TASK ITEM.
Your output must match the records exactly, line for line.
'''
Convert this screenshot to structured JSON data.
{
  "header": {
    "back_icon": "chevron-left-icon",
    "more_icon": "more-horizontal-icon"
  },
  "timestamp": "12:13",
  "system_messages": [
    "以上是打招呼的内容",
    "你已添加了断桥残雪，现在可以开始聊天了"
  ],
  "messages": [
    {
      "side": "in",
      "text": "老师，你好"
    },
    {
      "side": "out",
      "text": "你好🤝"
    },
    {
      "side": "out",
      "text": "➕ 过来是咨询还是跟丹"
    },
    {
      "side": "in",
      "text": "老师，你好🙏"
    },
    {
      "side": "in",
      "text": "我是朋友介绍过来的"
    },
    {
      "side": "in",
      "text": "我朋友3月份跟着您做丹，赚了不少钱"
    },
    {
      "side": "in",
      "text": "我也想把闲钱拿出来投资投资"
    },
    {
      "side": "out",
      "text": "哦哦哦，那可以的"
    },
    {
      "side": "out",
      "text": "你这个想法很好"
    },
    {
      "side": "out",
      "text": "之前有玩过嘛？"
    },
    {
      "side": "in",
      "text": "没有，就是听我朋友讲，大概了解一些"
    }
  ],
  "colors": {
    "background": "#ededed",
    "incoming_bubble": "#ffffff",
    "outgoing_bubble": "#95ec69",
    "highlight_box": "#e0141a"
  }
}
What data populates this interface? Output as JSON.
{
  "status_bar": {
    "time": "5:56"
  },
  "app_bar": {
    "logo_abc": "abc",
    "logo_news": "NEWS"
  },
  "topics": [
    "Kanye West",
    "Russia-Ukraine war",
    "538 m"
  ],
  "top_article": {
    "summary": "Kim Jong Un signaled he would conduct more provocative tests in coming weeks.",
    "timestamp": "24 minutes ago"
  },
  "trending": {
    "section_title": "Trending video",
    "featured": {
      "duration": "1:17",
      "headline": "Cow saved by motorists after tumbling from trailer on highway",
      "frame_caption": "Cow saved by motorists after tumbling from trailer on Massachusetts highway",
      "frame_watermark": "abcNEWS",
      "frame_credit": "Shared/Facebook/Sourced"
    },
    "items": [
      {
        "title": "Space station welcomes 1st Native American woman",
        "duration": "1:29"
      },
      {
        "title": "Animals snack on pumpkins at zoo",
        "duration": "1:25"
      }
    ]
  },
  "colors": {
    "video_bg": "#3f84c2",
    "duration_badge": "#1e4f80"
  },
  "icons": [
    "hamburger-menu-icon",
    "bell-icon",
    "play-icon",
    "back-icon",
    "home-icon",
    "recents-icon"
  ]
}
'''
SOLUTION TO THE PROBLEM.
Convert this screenshot to structured JSON data.
{
  "header": {
    "back_icon": "chevron-left-icon",
    "more_icon": "more-horizontal-icon"
  },
  "timestamp": "12:13",
  "system_messages": [
    "以上是打招呼的内容",
    "你已添加了断桥残雪，现在可以开始聊天了"
  ],
  "messages": [
    {
      "side": "in",
      "text": "老师，你好"
    },
    {
      "side": "out",
      "text": "你好🤝"
    },
    {
      "side": "out",
      "text": "➕ 过来是咨询还是跟丹"
    },
    {
      "side": "in",
      "text": "老师，你好🙏"
    },
    {
      "side": "in",
      "text": "我是朋友介绍过来的"
    },
    {
      "side": "in",
      "text": "我朋友3月份跟着您做丹，赚了不少钱"
    },
    {
      "side": "in",
      "text": "我也想把闲钱拿出来投资投资"
    },
    {
      "side": "out",
      "text": "哦哦哦，那可以的"
    },
    {
      "side": "out",
      "text": "你这个想法很好"
    },
    {
      "side": "out",
      "text": "之前有玩过嘛？"
    },
    {
      "side": "in",
      "text": "没有，就是听我朋友讲，大概了解一些"
    }
  ],
  "colors": {
    "background": "#ededed",
    "incoming_bubble": "#ffffff",
    "outgoing_bubble": "#95ec69",
    "highlight_box": "#e0141a"
  }
}
What data populates this interface? Output as JSON.
{
  "status_bar": {
    "time": "5:56"
  },
  "app_bar": {
    "logo_abc": "abc",
    "logo_news": "NEWS"
  },
  "topics": [
    "Kanye West",
    "Russia-Ukraine war",
    "538 m"
  ],
  "top_article": {
    "summary": "Kim Jong Un signaled he would conduct more provocative tests in coming weeks.",
    "timestamp": "24 minutes ago"
  },
  "trending": {
    "section_title": "Trending video",
    "featured": {
      "duration": "1:17",
      "headline": "Cow saved by motorists after tumbling from trailer on highway",
      "frame_caption": "Cow saved by motorists after tumbling from trailer on Massachusetts highway",
      "frame_watermark": "abcNEWS",
      "frame_credit": "Shared/Facebook/Sourced"
    },
    "items": [
      {
        "title": "Space station welcomes 1st Native American woman",
        "duration": "1:29"
      },
      {
        "title": "Animals snack on pumpkins at zoo",
        "duration": "1:25"
      }
    ]
  },
  "colors": {
    "video_bg": "#3f84c2",
    "duration_badge": "#1e4f80"
  },
  "icons": [
    "hamburger-menu-icon",
    "bell-icon",
    "play-icon",
    "back-icon",
    "home-icon",
    "recents-icon"
  ]
}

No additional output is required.